Why you should let dog owners get cozy: they'll make you money. Photo by http://www.flickr.com/photos/tudor.

When it comes to a potential tenant with a pet, many landlords are inclined to say no. But here are a few reasons you may want to accept your next renter along with a furry friend or two.

Expanded applicant pool
About 70% of American households have a pet. Since many properties don’t accept pets, you’ll suddenly have a much bigger selection of potential tenants for your available space.

Decreased vacancy
According to a 2003 survey by FIREPAW, the vacancy rate of units that accept pets is 4% lower than those that prohibit pets. And pet owners also stay longer (46 month average) versus tenants without pets who stay on average of 18 months.

Increased rent revenue
Pet owners are willing to pay more for rent. A recent study has discovered that 86% of tenants are willing to pay more rent in order to keep their pets so long as the increase was ‘reasonable’.

Less damage
The worst of pet damage is often covered by the amount of a security deposit. That said, damage to an apartment with pets and without only had a $40 difference on average in the FIREPAW study.

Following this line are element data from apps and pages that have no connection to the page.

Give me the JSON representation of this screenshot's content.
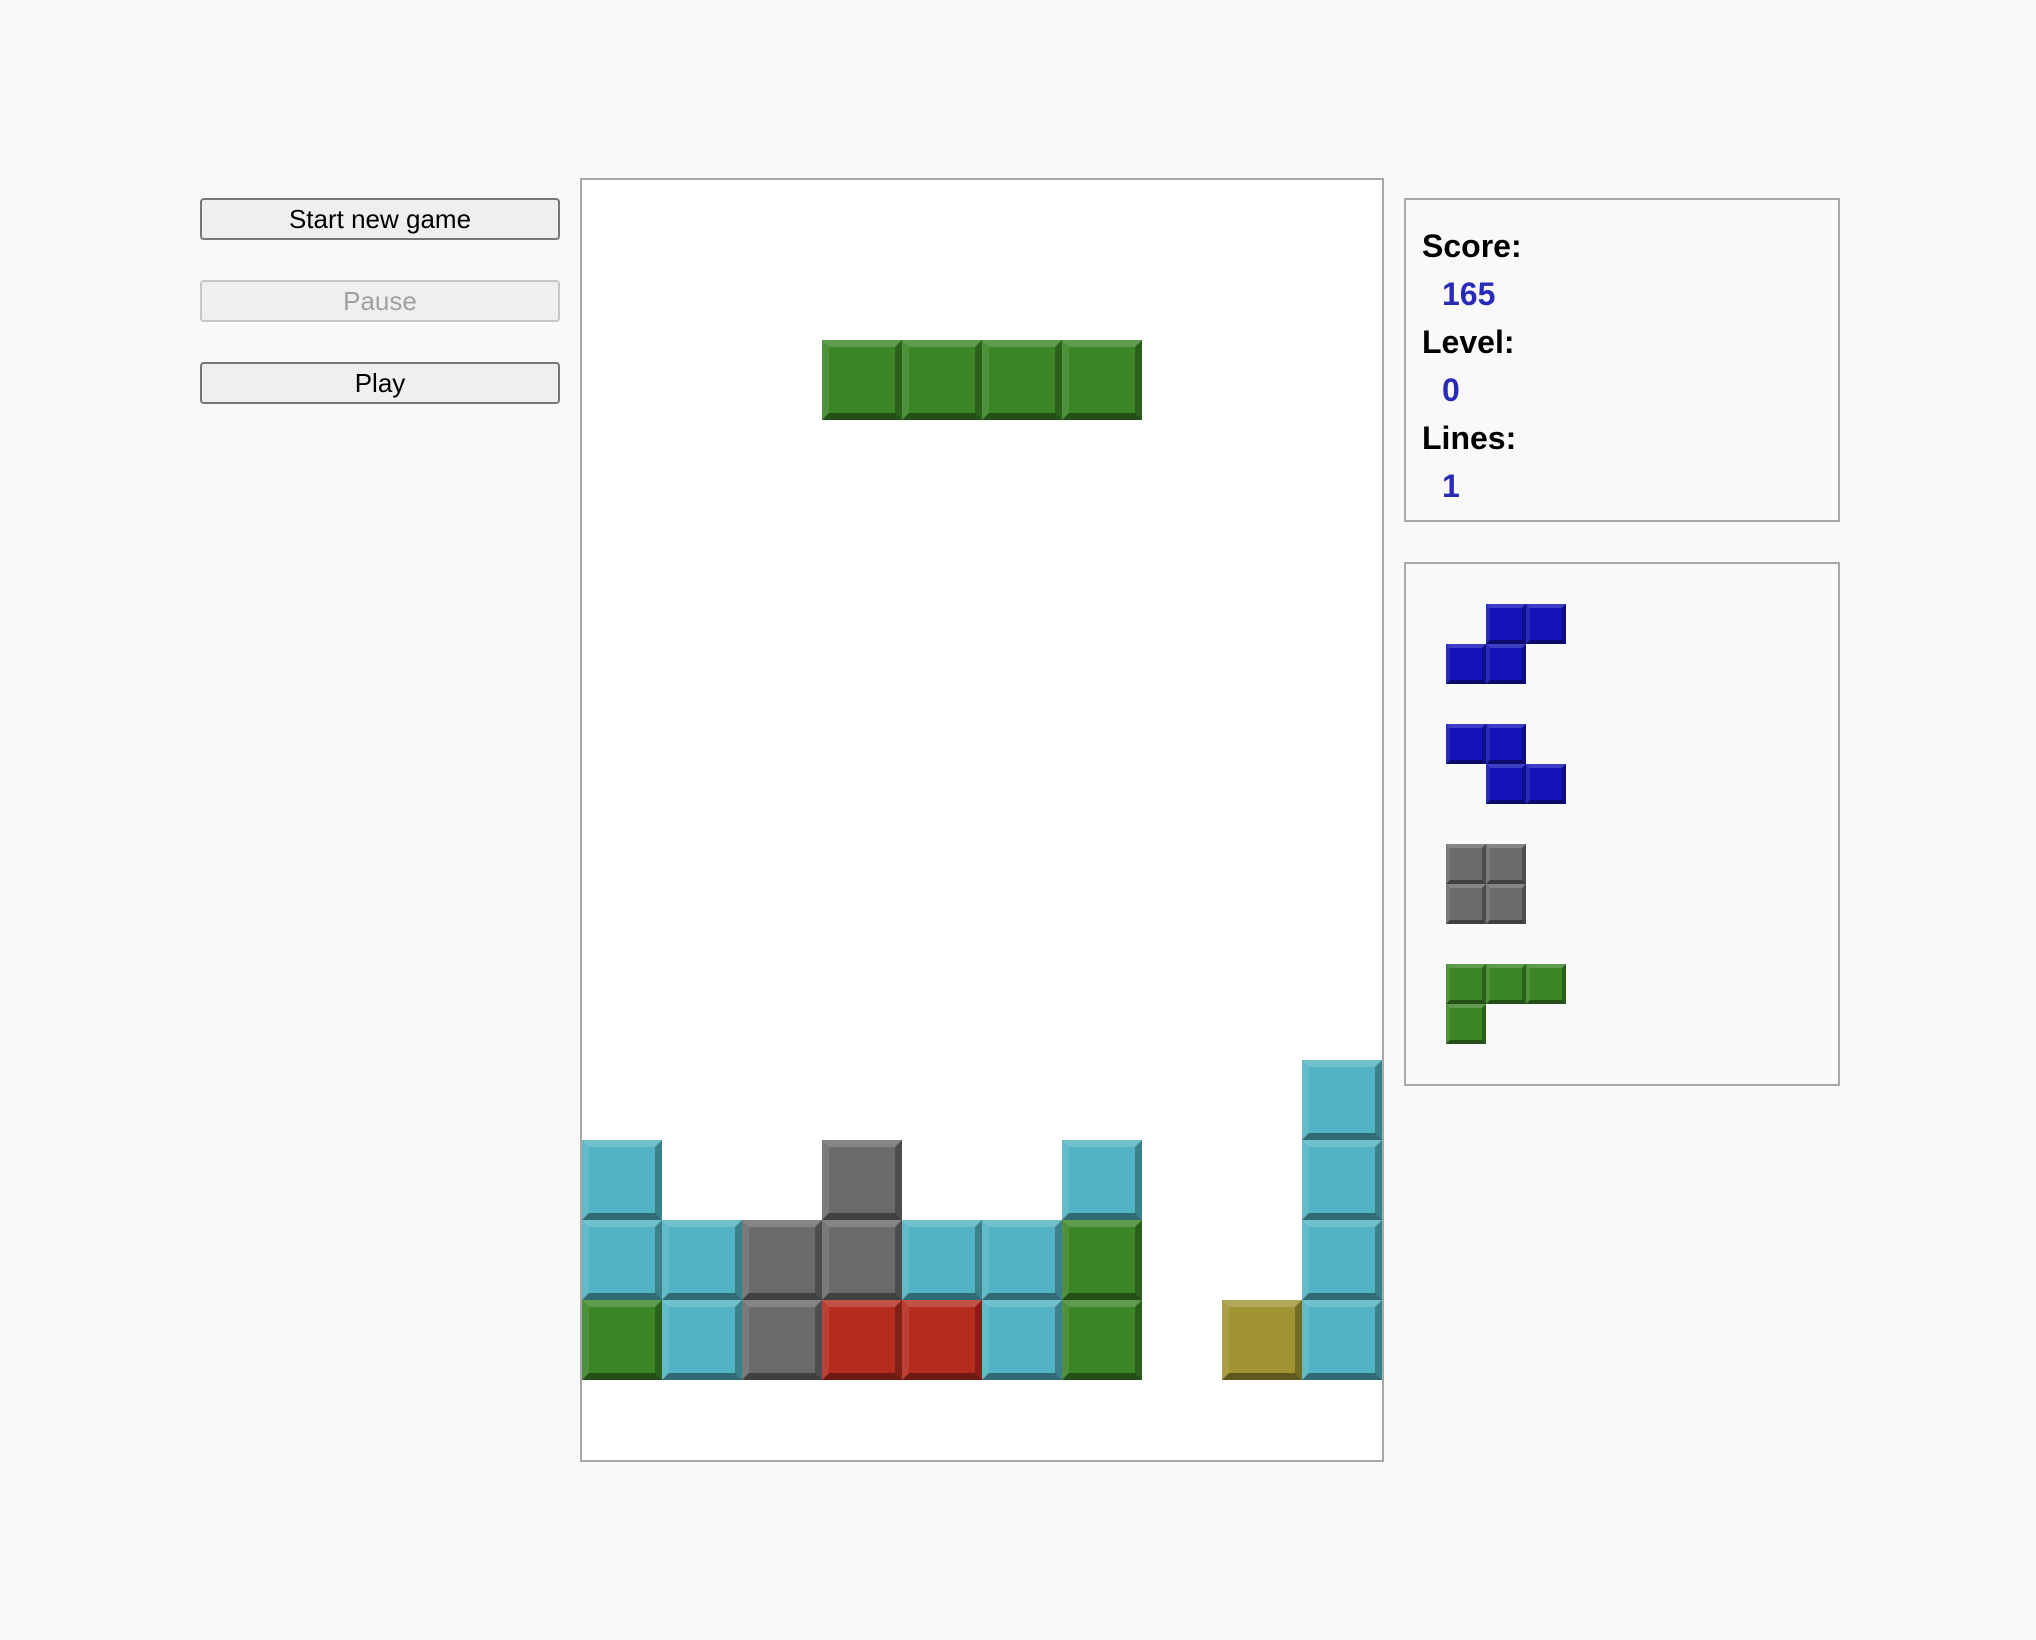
{
  "controls": {
    "start_label": "Start new game",
    "pause_label": "Pause",
    "play_label": "Play"
  },
  "stats": {
    "score_label": "Score:",
    "score_value": "165",
    "level_label": "Level:",
    "level_value": "0",
    "lines_label": "Lines:",
    "lines_value": "1"
  },
  "colors": {
    "G": "#3c8527",
    "C": "#51b3c3",
    "D": "#6b6a6d",
    "R": "#b52b1e",
    "Y": "#a09433",
    "B": "#1212b8",
    "value_text": "#2a2ab8"
  },
  "board": {
    "columns": 10,
    "rows": 16,
    "active_piece": {
      "shape": "I",
      "color": "G",
      "cells": [
        [
          3,
          2
        ],
        [
          4,
          2
        ],
        [
          5,
          2
        ],
        [
          6,
          2
        ]
      ]
    },
    "stack_rows": [
      "..........",
      "..........",
      "..........",
      "..........",
      "..........",
      "..........",
      "..........",
      "..........",
      "..........",
      "..........",
      "..........",
      ".........C",
      "C..D..C..C",
      "CCDDCCG..C",
      "GCDRRCG.YC",
      ".........."
    ]
  },
  "next_pieces": [
    {
      "shape": "S",
      "color": "B",
      "rows": [
        ".XX",
        "XX."
      ]
    },
    {
      "shape": "Z",
      "color": "B",
      "rows": [
        "XX.",
        ".XX"
      ]
    },
    {
      "shape": "O",
      "color": "D",
      "rows": [
        "XX",
        "XX"
      ]
    },
    {
      "shape": "L",
      "color": "G",
      "rows": [
        "XXX",
        "X.."
      ]
    }
  ]
}
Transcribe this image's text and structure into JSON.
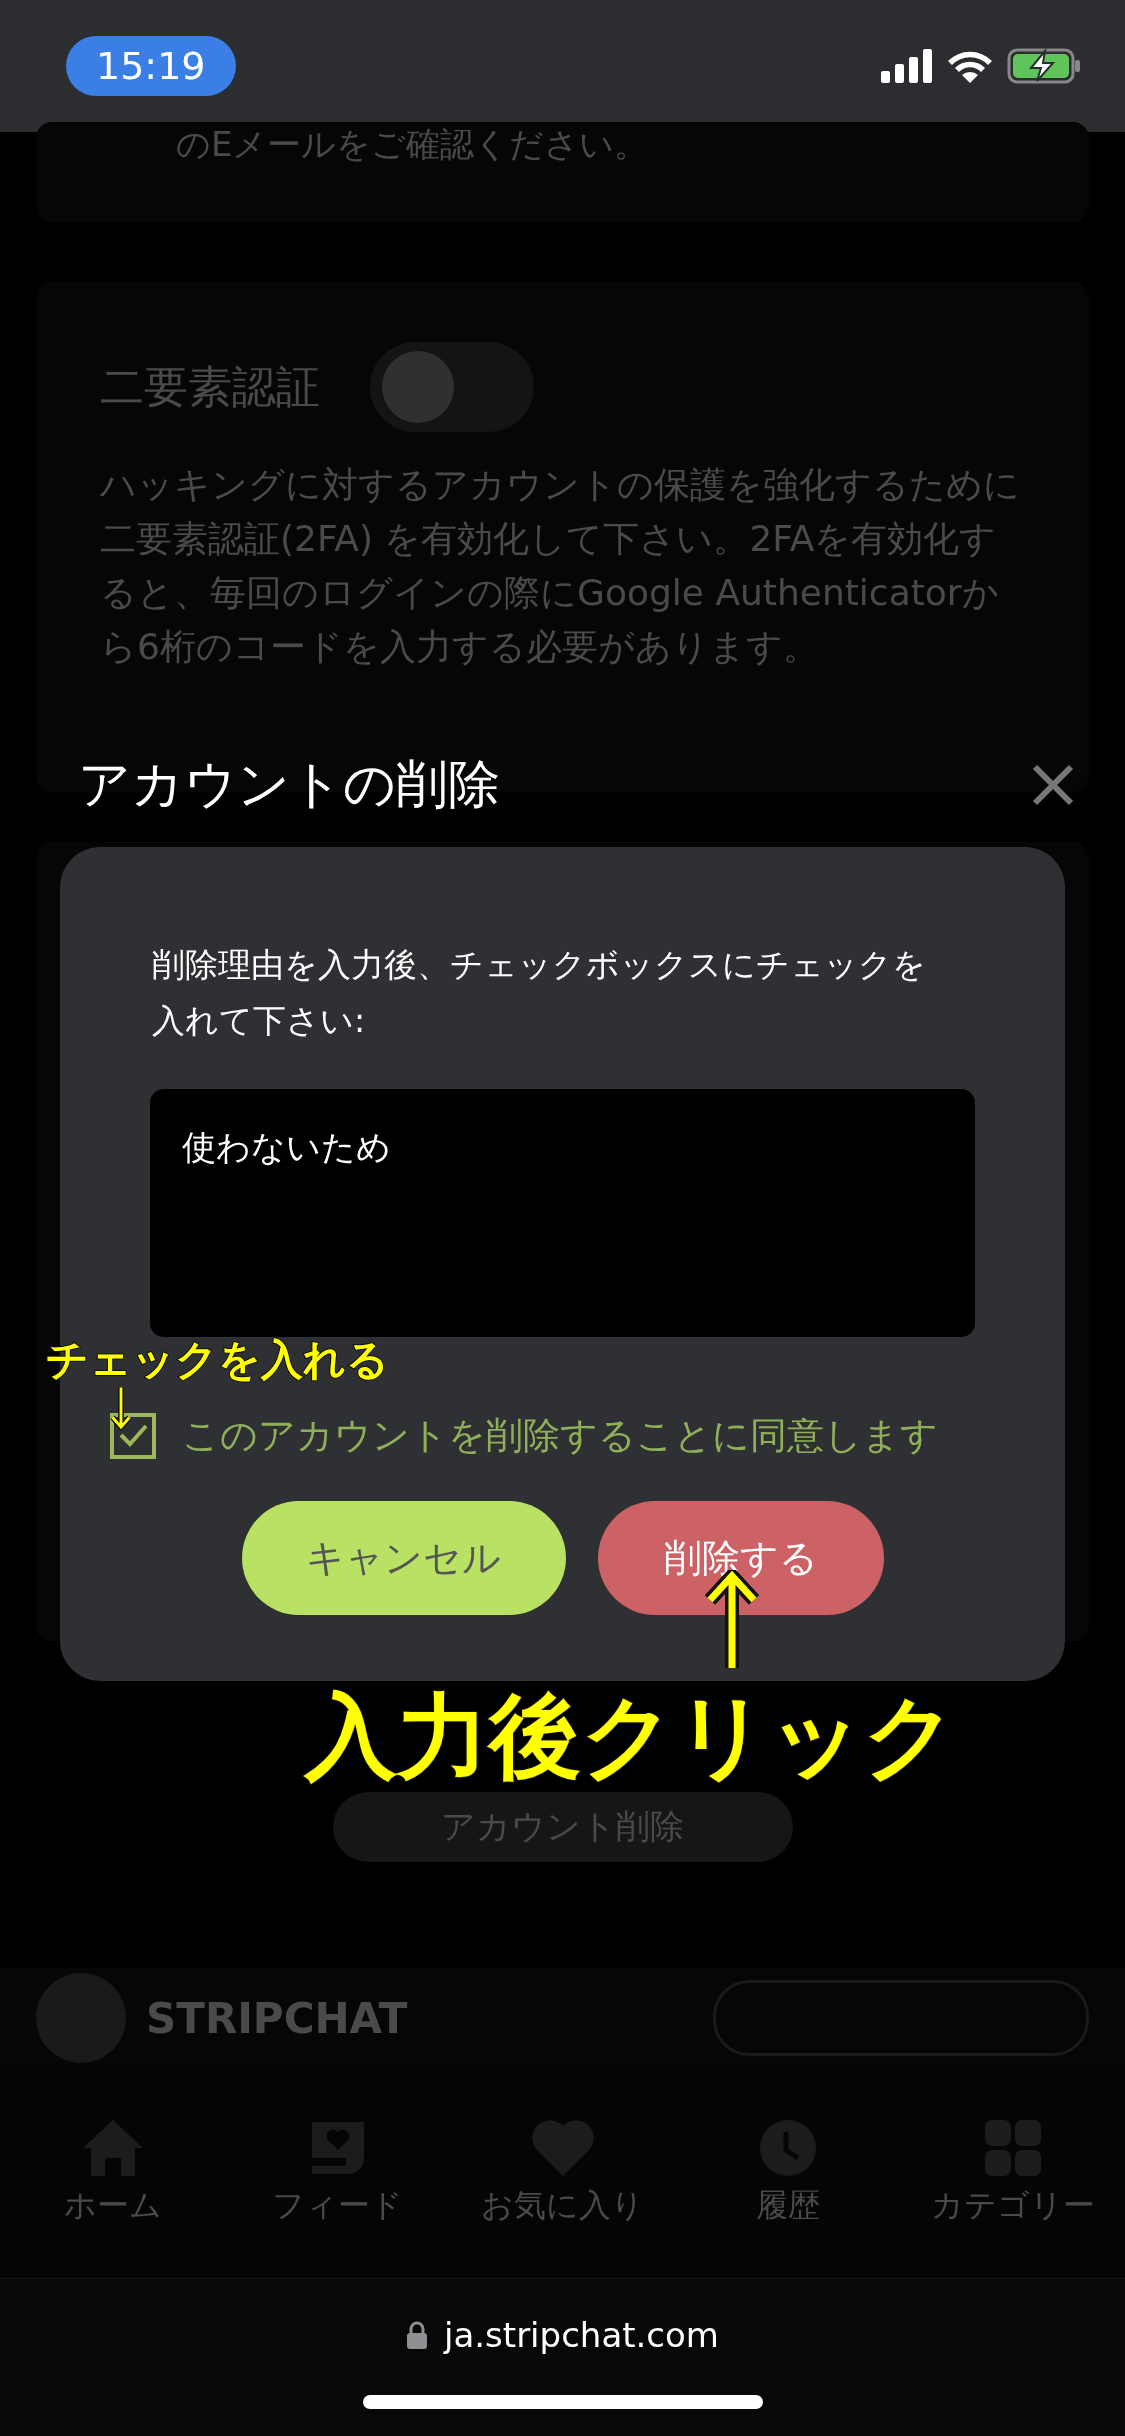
{
  "status_bar": {
    "time": "15:19"
  },
  "background": {
    "email_note": "のEメールをご確認ください。",
    "two_factor": {
      "title": "二要素認証",
      "on": false,
      "description": "ハッキングに対するアカウントの保護を強化するために二要素認証(2FA) を有効化して下さい。2FAを有効化すると、毎回のログインの際にGoogle Authenticatorから6桁のコードを入力する必要があります。"
    },
    "delete_account_button": "アカウント削除",
    "footer": {
      "logo": "STRIPCHAT"
    }
  },
  "dialog": {
    "title": "アカウントの削除",
    "instruction": "削除理由を入力後、チェックボックスにチェックを入れて下さい:",
    "reason": {
      "value": "使わないため"
    },
    "agree": {
      "label": "このアカウントを削除することに同意します",
      "checked": true
    },
    "buttons": [
      {
        "label": "キャンセル",
        "kind": "cancel"
      },
      {
        "label": "削除する",
        "kind": "delete"
      }
    ]
  },
  "annotations": [
    {
      "text": "チェックを入れる",
      "kind": "small"
    },
    {
      "text": "入力後クリック",
      "kind": "large"
    }
  ],
  "nav": [
    {
      "label": "ホーム",
      "kind": "home"
    },
    {
      "label": "フィード",
      "kind": "feed"
    },
    {
      "label": "お気に入り",
      "kind": "favorites"
    },
    {
      "label": "履歴",
      "kind": "history"
    },
    {
      "label": "カテゴリー",
      "kind": "categories"
    }
  ],
  "browser": {
    "url": "ja.stripchat.com"
  }
}
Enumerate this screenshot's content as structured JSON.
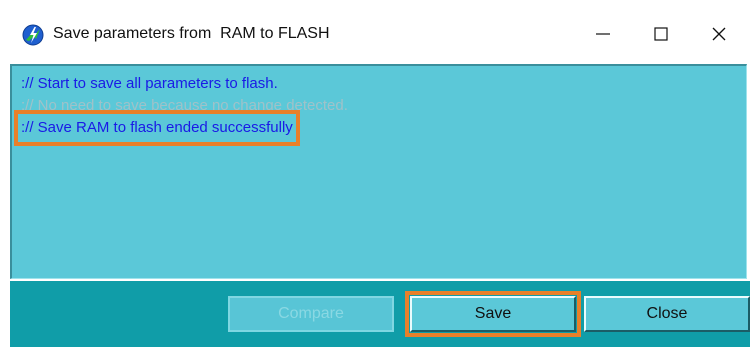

Tenants with children caused higher dollar amounts of rental damage.

So rather than keeping all pets out, try to get a responsible renter in. Many great tenants have a pet, or two!